TASK DIRECTIONS
Please return the listing below exactly, without any of its pictures.

TASK DATA
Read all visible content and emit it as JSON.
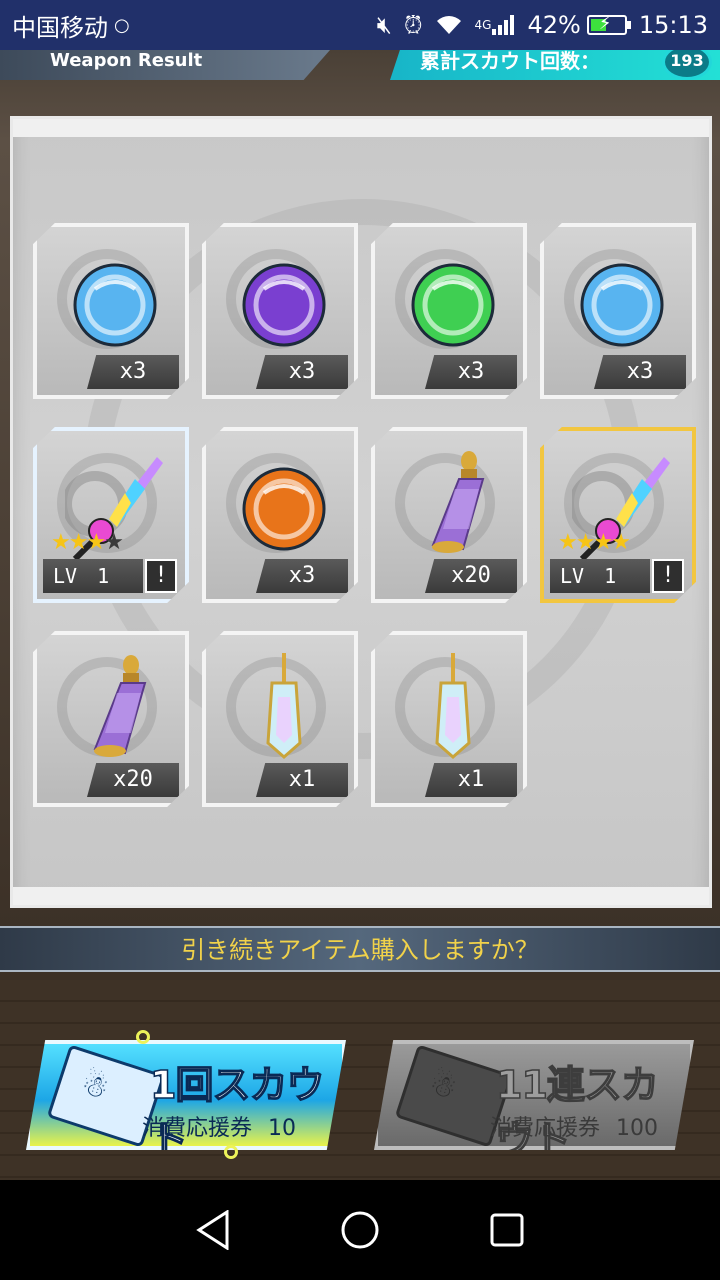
{
  "status_bar": {
    "carrier": "中国移动",
    "network": "4G",
    "battery_percent": "42%",
    "time": "15:13"
  },
  "header": {
    "left_title": "Weapon Result",
    "right_title": "累計スカウト回数：",
    "right_count": "193"
  },
  "items": [
    {
      "kind": "orb",
      "color": "#58b4f0",
      "quantity": "x3"
    },
    {
      "kind": "orb",
      "color": "#7a3fd0",
      "quantity": "x3"
    },
    {
      "kind": "orb",
      "color": "#3fcf52",
      "quantity": "x3"
    },
    {
      "kind": "orb",
      "color": "#58b4f0",
      "quantity": "x3"
    },
    {
      "kind": "weapon",
      "frame": "silver",
      "stars": 3,
      "max_stars": 4,
      "level": "LV　1",
      "locked": true
    },
    {
      "kind": "orb",
      "color": "#e8741a",
      "quantity": "x3"
    },
    {
      "kind": "potion",
      "quantity": "x20"
    },
    {
      "kind": "weapon",
      "frame": "gold",
      "stars": 4,
      "max_stars": 4,
      "level": "LV　1",
      "locked": true
    },
    {
      "kind": "potion",
      "quantity": "x20"
    },
    {
      "kind": "crystal-vial",
      "quantity": "x1"
    },
    {
      "kind": "crystal-vial",
      "quantity": "x1"
    }
  ],
  "prompt": "引き続きアイテム購入しますか？",
  "buttons": {
    "single": {
      "title": "1回スカウト",
      "cost_label": "消費応援券",
      "cost": "10"
    },
    "multi": {
      "title": "11連スカウト",
      "cost_label": "消費応援券",
      "cost": "100"
    }
  },
  "colors": {
    "status_bar": "#21306a",
    "prompt_text": "#f1d24a",
    "single_button": "#1da6e6",
    "multi_button_disabled": "#6a6a6a"
  }
}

RESULT OF THE EXERCISE
Read all visible content and emit it as JSON.
{
  "status_bar": {
    "carrier": "中国移动",
    "network": "4G",
    "battery_percent": "42%",
    "time": "15:13"
  },
  "header": {
    "left_title": "Weapon Result",
    "right_title": "累計スカウト回数：",
    "right_count": "193"
  },
  "items": [
    {
      "kind": "orb",
      "color": "#58b4f0",
      "quantity": "x3"
    },
    {
      "kind": "orb",
      "color": "#7a3fd0",
      "quantity": "x3"
    },
    {
      "kind": "orb",
      "color": "#3fcf52",
      "quantity": "x3"
    },
    {
      "kind": "orb",
      "color": "#58b4f0",
      "quantity": "x3"
    },
    {
      "kind": "weapon",
      "frame": "silver",
      "stars": 3,
      "max_stars": 4,
      "level": "LV　1",
      "locked": true
    },
    {
      "kind": "orb",
      "color": "#e8741a",
      "quantity": "x3"
    },
    {
      "kind": "potion",
      "quantity": "x20"
    },
    {
      "kind": "weapon",
      "frame": "gold",
      "stars": 4,
      "max_stars": 4,
      "level": "LV　1",
      "locked": true
    },
    {
      "kind": "potion",
      "quantity": "x20"
    },
    {
      "kind": "crystal-vial",
      "quantity": "x1"
    },
    {
      "kind": "crystal-vial",
      "quantity": "x1"
    }
  ],
  "prompt": "引き続きアイテム購入しますか？",
  "buttons": {
    "single": {
      "title": "1回スカウト",
      "cost_label": "消費応援券",
      "cost": "10"
    },
    "multi": {
      "title": "11連スカウト",
      "cost_label": "消費応援券",
      "cost": "100"
    }
  },
  "colors": {
    "status_bar": "#21306a",
    "prompt_text": "#f1d24a",
    "single_button": "#1da6e6",
    "multi_button_disabled": "#6a6a6a"
  }
}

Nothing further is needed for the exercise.